Although it was widely reported in the international arbitration press as supporting Spain’s position—likely its intended effect—the US Amicus concerning enforcement of intra-EU awards trod a very careful path. With oral argument in the 9REN, NextEra and Blasket cases scheduled for February 28, the Court will likely give the US respectful consideration on the issues it actually addressed. At the same time, the Court of Appeals is likely to notice the dog that did not bark: the US’ Amicus submission does not express any support for Spain’s core argument that it never validly consented to investor-state arbitration under the ECT.

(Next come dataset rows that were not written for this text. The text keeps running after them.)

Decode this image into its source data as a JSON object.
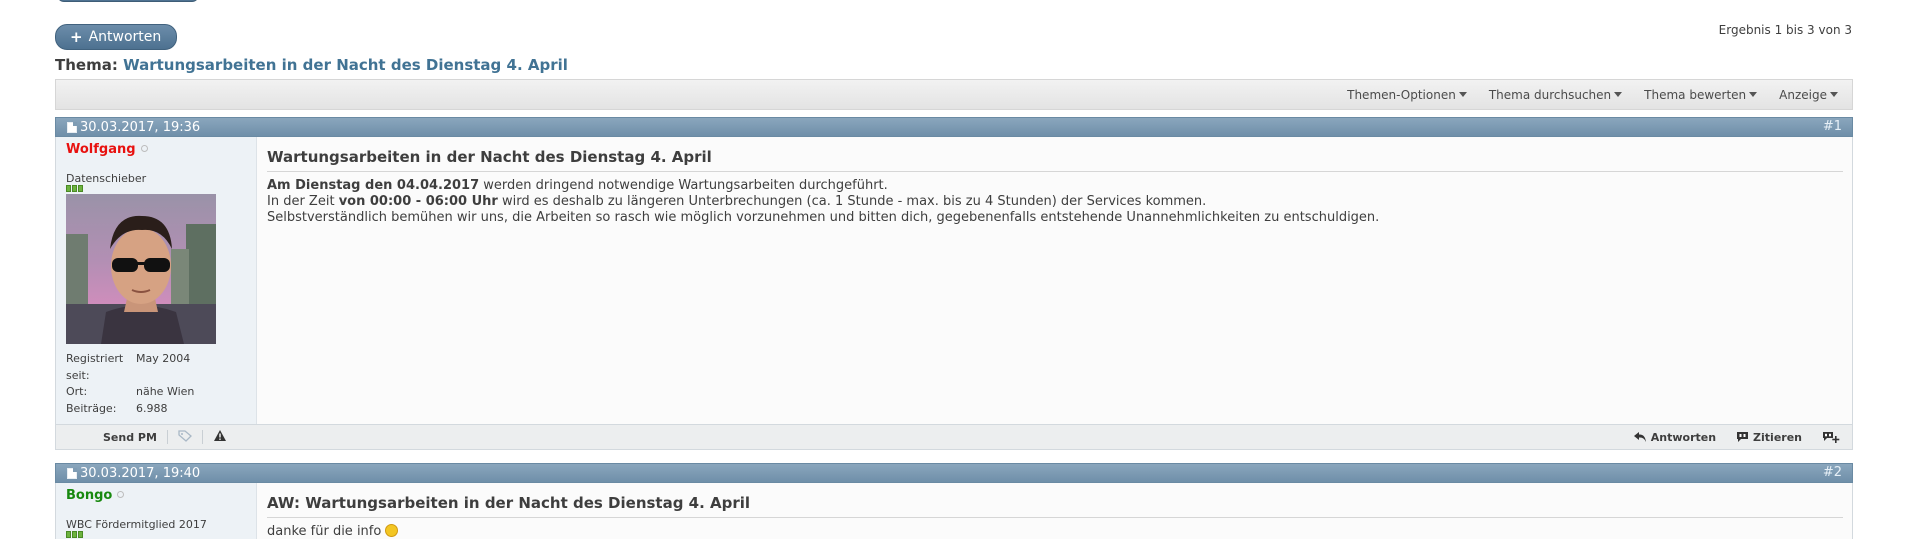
{
  "toolbar": {
    "reply_label": "Antworten",
    "result_text": "Ergebnis 1 bis 3 von 3"
  },
  "thread": {
    "prefix": "Thema:",
    "title": "Wartungsarbeiten in der Nacht des Dienstag 4. April"
  },
  "thread_tools": [
    {
      "label": "Themen-Optionen"
    },
    {
      "label": "Thema durchsuchen"
    },
    {
      "label": "Thema bewerten"
    },
    {
      "label": "Anzeige"
    }
  ],
  "posts": [
    {
      "date": "30.03.2017, 19:36",
      "number": "#1",
      "username": "Wolfgang",
      "username_color": "#e8110f",
      "usertitle": "Datenschieber",
      "stats": [
        {
          "label": "Registriert seit:",
          "value": "May 2004"
        },
        {
          "label": "Ort:",
          "value": "nähe Wien"
        },
        {
          "label": "Beiträge:",
          "value": "6.988"
        }
      ],
      "title": "Wartungsarbeiten in der Nacht des Dienstag 4. April",
      "line1_bold": "Am Dienstag den 04.04.2017",
      "line1_rest": " werden dringend notwendige Wartungsarbeiten durchgeführt.",
      "line2_pre": "In der Zeit ",
      "line2_bold": "von 00:00 - 06:00 Uhr",
      "line2_rest": " wird es deshalb zu längeren Unterbrechungen (ca. 1 Stunde - max. bis zu 4 Stunden) der Services kommen.",
      "line3": "Selbstverständlich bemühen wir uns, die Arbeiten so rasch wie möglich vorzunehmen und bitten dich, gegebenenfalls entstehende Unannehmlichkeiten zu entschuldigen.",
      "footer": {
        "send_pm": "Send PM",
        "reply": "Antworten",
        "quote": "Zitieren"
      }
    },
    {
      "date": "30.03.2017, 19:40",
      "number": "#2",
      "username": "Bongo",
      "username_color": "#18890f",
      "usertitle": "WBC Fördermitglied 2017",
      "title": "AW: Wartungsarbeiten in der Nacht des Dienstag 4. April",
      "text": "danke für die info"
    }
  ]
}
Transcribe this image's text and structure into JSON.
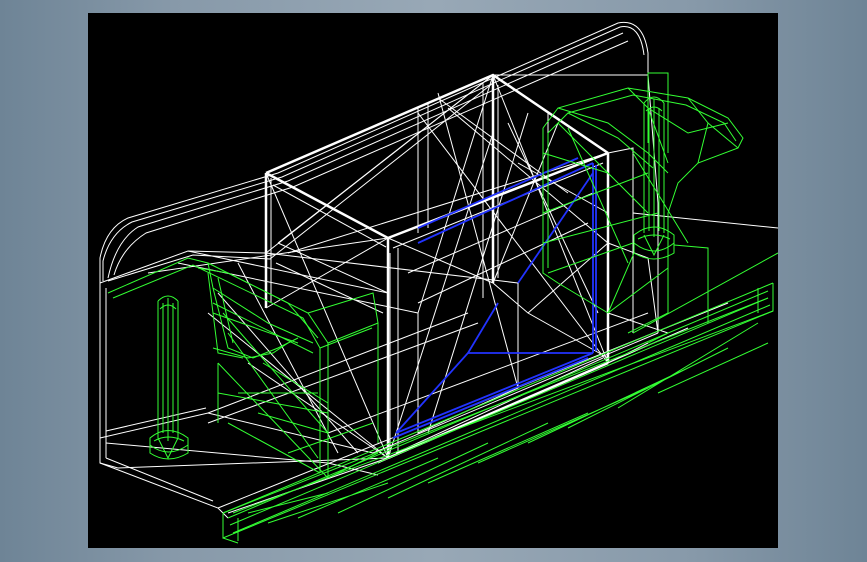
{
  "viewport": {
    "background": "#000000",
    "line_colors": {
      "body": "#ffffff",
      "clamp": "#33ff33",
      "hidden": "#1a1aff"
    }
  },
  "model": {
    "parts": [
      "housing",
      "window-frame",
      "left-clamp",
      "right-clamp",
      "base-rail",
      "left-bolt",
      "right-bolt"
    ]
  }
}
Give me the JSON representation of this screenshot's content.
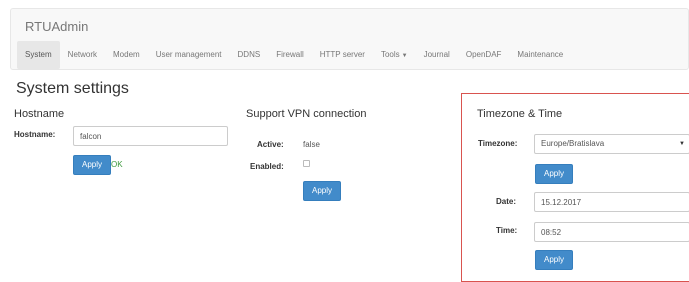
{
  "app": {
    "brand": "RTUAdmin"
  },
  "nav": {
    "items": [
      {
        "label": "System",
        "active": true
      },
      {
        "label": "Network",
        "active": false
      },
      {
        "label": "Modem",
        "active": false
      },
      {
        "label": "User management",
        "active": false
      },
      {
        "label": "DDNS",
        "active": false
      },
      {
        "label": "Firewall",
        "active": false
      },
      {
        "label": "HTTP server",
        "active": false
      },
      {
        "label": "Tools",
        "active": false,
        "dropdown": true
      },
      {
        "label": "Journal",
        "active": false
      },
      {
        "label": "OpenDAF",
        "active": false
      },
      {
        "label": "Maintenance",
        "active": false
      }
    ]
  },
  "page": {
    "title": "System settings"
  },
  "hostname": {
    "title": "Hostname",
    "label": "Hostname:",
    "value": "falcon",
    "apply_label": "Apply",
    "status": "OK"
  },
  "vpn": {
    "title": "Support VPN connection",
    "active_label": "Active:",
    "active_value": "false",
    "enabled_label": "Enabled:",
    "enabled_checked": false,
    "apply_label": "Apply"
  },
  "timezone": {
    "title": "Timezone & Time",
    "timezone_label": "Timezone:",
    "timezone_value": "Europe/Bratislava",
    "timezone_apply_label": "Apply",
    "date_label": "Date:",
    "date_value": "15.12.2017",
    "time_label": "Time:",
    "time_value": "08:52",
    "time_apply_label": "Apply"
  },
  "icons": {
    "select_arrow": "caret-down-icon",
    "tools_dropdown": "caret-down-icon"
  },
  "colors": {
    "primary": "#428bca",
    "ok": "#3c9a3c",
    "highlight_border": "#d9534f"
  }
}
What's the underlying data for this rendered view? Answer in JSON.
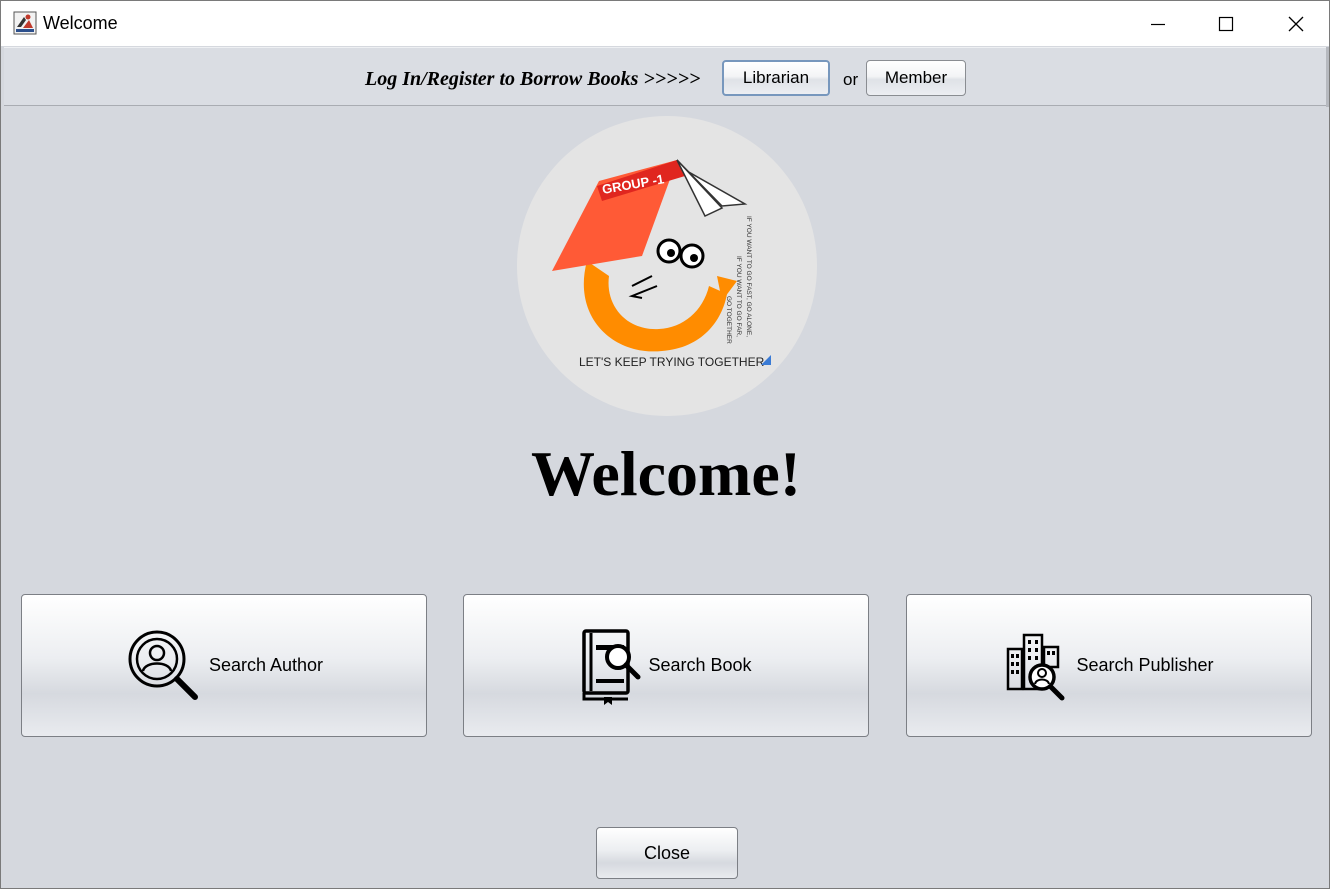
{
  "window": {
    "title": "Welcome",
    "icon": "java-cup-icon"
  },
  "topbar": {
    "prompt": "Log In/Register to Borrow Books >>>>>",
    "librarian_label": "Librarian",
    "or_text": "or",
    "member_label": "Member"
  },
  "logo": {
    "banner_text": "GROUP -1",
    "tagline": "LET'S KEEP TRYING TOGETHER",
    "side_text_1": "IF YOU WANT TO GO FAST, GO ALONE,",
    "side_text_2": "IF YOU WANT TO GO FAR,",
    "side_text_3": "GO TOGETHER"
  },
  "main": {
    "heading": "Welcome!"
  },
  "actions": {
    "search_author": "Search Author",
    "search_book": "Search Book",
    "search_publisher": "Search Publisher",
    "close": "Close"
  },
  "colors": {
    "window_bg": "#d5d8de",
    "logo_bg": "#e4e4e4",
    "logo_red": "#ff5a36",
    "logo_dark_red": "#e0261f",
    "logo_orange": "#ff8c00",
    "librarian_focus_border": "#7797bd"
  }
}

The authors are counsel to a group of scholars and practitioners of international law and investment arbitration submitted a brief supporting enforcement of intra-EU investor-state awards in 9REN and NextEra. The amici include Prof. Dr. Crina Baltag, Prof. Dr. Diane Desierto, Dr. Richard Happ, Prof. Charles Kotuby, Prof. Veronika Korom, Prof. Dr. Nikos Lavranos, Prof. Loukas Mistelis, Prof. Dr. Christoph Schreuer, Ben Love, Prof. Frédéric Sourgens, Prof. Dr. Christian Tietje, and Dr. Claus von Wobeser. The authors gratefully acknowledge the assistance of Stephen Benz, associate at BakerHostetler LLP, in preparing this article.

While finalizing publication of this article, the NextEra and 9Ren Claimants responded to the Amicus on 16 February 2024, raising many of the same points in this article. 


To make sure you do not miss out on regular updates from the Kluwer Arbitration Blog, please subscribe here. To submit a proposal for a blog post, please consult our Editorial Guidelines.

Profile Navigator and Relationship Indicator
Access 17,000+ data-driven profiles of arbitrators, expert witnesses, and counsels, derived from Kluwer Arbitration's comprehensive collection of international cases and awards and appointment data of leading arbitral institutions, to uncover potential conflicts of interest.

Learn how Kluwer Arbitration can support you.

Kluwer Arbitration
This page as PDF

Leave a Reply

Your email address will not be published. Required fields are marked *

This site uses Akismet to reduce spam. Learn how your comment data is processed.